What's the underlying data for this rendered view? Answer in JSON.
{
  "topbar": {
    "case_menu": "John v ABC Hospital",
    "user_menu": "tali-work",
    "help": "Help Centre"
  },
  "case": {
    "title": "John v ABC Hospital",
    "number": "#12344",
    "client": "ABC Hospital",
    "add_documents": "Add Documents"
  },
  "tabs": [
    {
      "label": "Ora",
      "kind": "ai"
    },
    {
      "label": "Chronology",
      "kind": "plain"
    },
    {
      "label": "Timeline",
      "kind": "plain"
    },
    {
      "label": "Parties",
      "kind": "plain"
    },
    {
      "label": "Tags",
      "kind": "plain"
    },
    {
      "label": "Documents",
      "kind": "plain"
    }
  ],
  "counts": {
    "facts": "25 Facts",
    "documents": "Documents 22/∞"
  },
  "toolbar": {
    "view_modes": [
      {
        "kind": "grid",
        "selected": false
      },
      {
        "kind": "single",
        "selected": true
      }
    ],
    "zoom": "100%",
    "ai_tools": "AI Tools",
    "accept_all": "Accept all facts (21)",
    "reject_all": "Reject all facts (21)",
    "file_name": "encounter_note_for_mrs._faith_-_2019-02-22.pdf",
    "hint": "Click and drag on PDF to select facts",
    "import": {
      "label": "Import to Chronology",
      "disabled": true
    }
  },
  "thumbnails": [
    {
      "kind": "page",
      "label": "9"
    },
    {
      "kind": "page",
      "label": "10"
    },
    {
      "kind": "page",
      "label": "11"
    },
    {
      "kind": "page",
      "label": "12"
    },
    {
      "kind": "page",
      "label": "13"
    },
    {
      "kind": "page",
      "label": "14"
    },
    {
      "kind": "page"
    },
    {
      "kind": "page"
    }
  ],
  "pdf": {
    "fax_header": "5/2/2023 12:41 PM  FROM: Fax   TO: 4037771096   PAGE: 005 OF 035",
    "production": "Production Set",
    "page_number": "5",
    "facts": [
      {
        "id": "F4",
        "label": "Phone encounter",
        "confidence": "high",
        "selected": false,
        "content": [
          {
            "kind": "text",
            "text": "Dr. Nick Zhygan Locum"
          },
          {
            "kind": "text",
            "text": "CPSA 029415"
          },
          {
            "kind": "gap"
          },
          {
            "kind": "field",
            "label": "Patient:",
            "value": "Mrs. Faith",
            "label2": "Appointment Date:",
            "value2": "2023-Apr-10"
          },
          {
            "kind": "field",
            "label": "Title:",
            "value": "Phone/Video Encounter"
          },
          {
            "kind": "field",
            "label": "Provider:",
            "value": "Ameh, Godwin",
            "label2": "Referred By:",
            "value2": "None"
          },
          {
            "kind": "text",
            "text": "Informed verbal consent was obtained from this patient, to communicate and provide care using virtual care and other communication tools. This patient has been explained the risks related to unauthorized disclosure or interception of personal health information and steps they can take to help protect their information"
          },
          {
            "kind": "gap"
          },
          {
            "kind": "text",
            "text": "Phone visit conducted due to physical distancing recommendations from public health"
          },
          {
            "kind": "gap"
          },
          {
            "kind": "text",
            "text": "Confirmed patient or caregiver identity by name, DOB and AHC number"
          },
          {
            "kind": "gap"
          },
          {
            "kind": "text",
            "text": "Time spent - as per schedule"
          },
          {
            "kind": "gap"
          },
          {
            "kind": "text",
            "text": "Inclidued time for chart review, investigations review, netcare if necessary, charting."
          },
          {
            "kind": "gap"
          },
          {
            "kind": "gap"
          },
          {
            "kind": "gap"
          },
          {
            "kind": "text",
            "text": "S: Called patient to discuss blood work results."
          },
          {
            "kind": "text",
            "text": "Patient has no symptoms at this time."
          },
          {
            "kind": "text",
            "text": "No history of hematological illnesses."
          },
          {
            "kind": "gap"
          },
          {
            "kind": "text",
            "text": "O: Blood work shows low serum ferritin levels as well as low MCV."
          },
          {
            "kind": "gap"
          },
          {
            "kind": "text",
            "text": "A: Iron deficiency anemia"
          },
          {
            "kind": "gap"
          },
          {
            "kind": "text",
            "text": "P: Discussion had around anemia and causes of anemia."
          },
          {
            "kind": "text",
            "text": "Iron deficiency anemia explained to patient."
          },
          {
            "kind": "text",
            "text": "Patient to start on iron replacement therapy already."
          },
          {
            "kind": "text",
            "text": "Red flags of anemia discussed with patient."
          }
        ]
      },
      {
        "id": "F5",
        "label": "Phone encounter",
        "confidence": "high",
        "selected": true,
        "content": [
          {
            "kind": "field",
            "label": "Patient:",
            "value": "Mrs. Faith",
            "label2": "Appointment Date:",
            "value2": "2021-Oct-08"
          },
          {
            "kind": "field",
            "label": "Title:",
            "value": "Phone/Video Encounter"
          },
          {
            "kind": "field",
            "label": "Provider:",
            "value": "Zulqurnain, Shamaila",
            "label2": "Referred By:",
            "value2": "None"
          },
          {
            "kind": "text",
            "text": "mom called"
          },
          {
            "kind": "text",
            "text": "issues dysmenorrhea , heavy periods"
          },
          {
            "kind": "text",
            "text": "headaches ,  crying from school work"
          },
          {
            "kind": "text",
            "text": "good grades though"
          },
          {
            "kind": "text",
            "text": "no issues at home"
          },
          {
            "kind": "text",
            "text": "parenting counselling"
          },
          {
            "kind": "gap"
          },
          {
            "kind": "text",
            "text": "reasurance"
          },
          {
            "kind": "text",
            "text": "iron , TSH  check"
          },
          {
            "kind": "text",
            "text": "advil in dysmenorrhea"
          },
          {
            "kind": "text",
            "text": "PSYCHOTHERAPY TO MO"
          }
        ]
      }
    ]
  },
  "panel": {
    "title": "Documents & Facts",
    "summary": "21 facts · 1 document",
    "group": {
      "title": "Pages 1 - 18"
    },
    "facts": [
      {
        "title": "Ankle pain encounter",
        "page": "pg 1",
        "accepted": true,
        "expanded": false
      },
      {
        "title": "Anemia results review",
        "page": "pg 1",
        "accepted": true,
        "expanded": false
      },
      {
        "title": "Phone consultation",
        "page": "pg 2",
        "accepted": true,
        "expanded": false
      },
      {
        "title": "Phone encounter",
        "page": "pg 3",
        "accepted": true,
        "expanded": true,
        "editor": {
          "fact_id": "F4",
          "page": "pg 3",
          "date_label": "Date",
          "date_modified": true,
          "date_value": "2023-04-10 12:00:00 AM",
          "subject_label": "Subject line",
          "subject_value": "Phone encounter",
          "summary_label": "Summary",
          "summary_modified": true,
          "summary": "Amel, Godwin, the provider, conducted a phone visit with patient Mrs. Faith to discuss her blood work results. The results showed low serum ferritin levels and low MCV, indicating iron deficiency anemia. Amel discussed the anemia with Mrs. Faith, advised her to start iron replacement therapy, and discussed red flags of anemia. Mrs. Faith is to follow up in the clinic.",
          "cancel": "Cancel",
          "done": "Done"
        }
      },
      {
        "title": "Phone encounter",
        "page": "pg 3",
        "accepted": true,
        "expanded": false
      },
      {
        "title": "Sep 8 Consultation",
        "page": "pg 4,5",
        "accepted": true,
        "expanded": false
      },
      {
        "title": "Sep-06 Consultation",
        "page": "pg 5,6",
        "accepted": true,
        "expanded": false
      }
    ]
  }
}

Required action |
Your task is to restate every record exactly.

Exercise response |
What's the underlying data for this rendered view? Answer in JSON.
{
  "topbar": {
    "case_menu": "John v ABC Hospital",
    "user_menu": "tali-work",
    "help": "Help Centre"
  },
  "case": {
    "title": "John v ABC Hospital",
    "number": "#12344",
    "client": "ABC Hospital",
    "add_documents": "Add Documents"
  },
  "tabs": [
    {
      "label": "Ora",
      "kind": "ai"
    },
    {
      "label": "Chronology",
      "kind": "plain"
    },
    {
      "label": "Timeline",
      "kind": "plain"
    },
    {
      "label": "Parties",
      "kind": "plain"
    },
    {
      "label": "Tags",
      "kind": "plain"
    },
    {
      "label": "Documents",
      "kind": "plain"
    }
  ],
  "counts": {
    "facts": "25 Facts",
    "documents": "Documents 22/∞"
  },
  "toolbar": {
    "view_modes": [
      {
        "kind": "grid",
        "selected": false
      },
      {
        "kind": "single",
        "selected": true
      }
    ],
    "zoom": "100%",
    "ai_tools": "AI Tools",
    "accept_all": "Accept all facts (21)",
    "reject_all": "Reject all facts (21)",
    "file_name": "encounter_note_for_mrs._faith_-_2019-02-22.pdf",
    "hint": "Click and drag on PDF to select facts",
    "import": {
      "label": "Import to Chronology",
      "disabled": true
    }
  },
  "thumbnails": [
    {
      "kind": "page",
      "label": "9"
    },
    {
      "kind": "page",
      "label": "10"
    },
    {
      "kind": "page",
      "label": "11"
    },
    {
      "kind": "page",
      "label": "12"
    },
    {
      "kind": "page",
      "label": "13"
    },
    {
      "kind": "page",
      "label": "14"
    },
    {
      "kind": "page"
    },
    {
      "kind": "page"
    }
  ],
  "pdf": {
    "fax_header": "5/2/2023 12:41 PM  FROM: Fax   TO: 4037771096   PAGE: 005 OF 035",
    "production": "Production Set",
    "page_number": "5",
    "facts": [
      {
        "id": "F4",
        "label": "Phone encounter",
        "confidence": "high",
        "selected": false,
        "content": [
          {
            "kind": "text",
            "text": "Dr. Nick Zhygan Locum"
          },
          {
            "kind": "text",
            "text": "CPSA 029415"
          },
          {
            "kind": "gap"
          },
          {
            "kind": "field",
            "label": "Patient:",
            "value": "Mrs. Faith",
            "label2": "Appointment Date:",
            "value2": "2023-Apr-10"
          },
          {
            "kind": "field",
            "label": "Title:",
            "value": "Phone/Video Encounter"
          },
          {
            "kind": "field",
            "label": "Provider:",
            "value": "Ameh, Godwin",
            "label2": "Referred By:",
            "value2": "None"
          },
          {
            "kind": "text",
            "text": "Informed verbal consent was obtained from this patient, to communicate and provide care using virtual care and other communication tools. This patient has been explained the risks related to unauthorized disclosure or interception of personal health information and steps they can take to help protect their information"
          },
          {
            "kind": "gap"
          },
          {
            "kind": "text",
            "text": "Phone visit conducted due to physical distancing recommendations from public health"
          },
          {
            "kind": "gap"
          },
          {
            "kind": "text",
            "text": "Confirmed patient or caregiver identity by name, DOB and AHC number"
          },
          {
            "kind": "gap"
          },
          {
            "kind": "text",
            "text": "Time spent - as per schedule"
          },
          {
            "kind": "gap"
          },
          {
            "kind": "text",
            "text": "Inclidued time for chart review, investigations review, netcare if necessary, charting."
          },
          {
            "kind": "gap"
          },
          {
            "kind": "gap"
          },
          {
            "kind": "gap"
          },
          {
            "kind": "text",
            "text": "S: Called patient to discuss blood work results."
          },
          {
            "kind": "text",
            "text": "Patient has no symptoms at this time."
          },
          {
            "kind": "text",
            "text": "No history of hematological illnesses."
          },
          {
            "kind": "gap"
          },
          {
            "kind": "text",
            "text": "O: Blood work shows low serum ferritin levels as well as low MCV."
          },
          {
            "kind": "gap"
          },
          {
            "kind": "text",
            "text": "A: Iron deficiency anemia"
          },
          {
            "kind": "gap"
          },
          {
            "kind": "text",
            "text": "P: Discussion had around anemia and causes of anemia."
          },
          {
            "kind": "text",
            "text": "Iron deficiency anemia explained to patient."
          },
          {
            "kind": "text",
            "text": "Patient to start on iron replacement therapy already."
          },
          {
            "kind": "text",
            "text": "Red flags of anemia discussed with patient."
          }
        ]
      },
      {
        "id": "F5",
        "label": "Phone encounter",
        "confidence": "high",
        "selected": true,
        "content": [
          {
            "kind": "field",
            "label": "Patient:",
            "value": "Mrs. Faith",
            "label2": "Appointment Date:",
            "value2": "2021-Oct-08"
          },
          {
            "kind": "field",
            "label": "Title:",
            "value": "Phone/Video Encounter"
          },
          {
            "kind": "field",
            "label": "Provider:",
            "value": "Zulqurnain, Shamaila",
            "label2": "Referred By:",
            "value2": "None"
          },
          {
            "kind": "text",
            "text": "mom called"
          },
          {
            "kind": "text",
            "text": "issues dysmenorrhea , heavy periods"
          },
          {
            "kind": "text",
            "text": "headaches ,  crying from school work"
          },
          {
            "kind": "text",
            "text": "good grades though"
          },
          {
            "kind": "text",
            "text": "no issues at home"
          },
          {
            "kind": "text",
            "text": "parenting counselling"
          },
          {
            "kind": "gap"
          },
          {
            "kind": "text",
            "text": "reasurance"
          },
          {
            "kind": "text",
            "text": "iron , TSH  check"
          },
          {
            "kind": "text",
            "text": "advil in dysmenorrhea"
          },
          {
            "kind": "text",
            "text": "PSYCHOTHERAPY TO MO"
          }
        ]
      }
    ]
  },
  "panel": {
    "title": "Documents & Facts",
    "summary": "21 facts · 1 document",
    "group": {
      "title": "Pages 1 - 18"
    },
    "facts": [
      {
        "title": "Ankle pain encounter",
        "page": "pg 1",
        "accepted": true,
        "expanded": false
      },
      {
        "title": "Anemia results review",
        "page": "pg 1",
        "accepted": true,
        "expanded": false
      },
      {
        "title": "Phone consultation",
        "page": "pg 2",
        "accepted": true,
        "expanded": false
      },
      {
        "title": "Phone encounter",
        "page": "pg 3",
        "accepted": true,
        "expanded": true,
        "editor": {
          "fact_id": "F4",
          "page": "pg 3",
          "date_label": "Date",
          "date_modified": true,
          "date_value": "2023-04-10 12:00:00 AM",
          "subject_label": "Subject line",
          "subject_value": "Phone encounter",
          "summary_label": "Summary",
          "summary_modified": true,
          "summary": "Amel, Godwin, the provider, conducted a phone visit with patient Mrs. Faith to discuss her blood work results. The results showed low serum ferritin levels and low MCV, indicating iron deficiency anemia. Amel discussed the anemia with Mrs. Faith, advised her to start iron replacement therapy, and discussed red flags of anemia. Mrs. Faith is to follow up in the clinic.",
          "cancel": "Cancel",
          "done": "Done"
        }
      },
      {
        "title": "Phone encounter",
        "page": "pg 3",
        "accepted": true,
        "expanded": false
      },
      {
        "title": "Sep 8 Consultation",
        "page": "pg 4,5",
        "accepted": true,
        "expanded": false
      },
      {
        "title": "Sep-06 Consultation",
        "page": "pg 5,6",
        "accepted": true,
        "expanded": false
      }
    ]
  }
}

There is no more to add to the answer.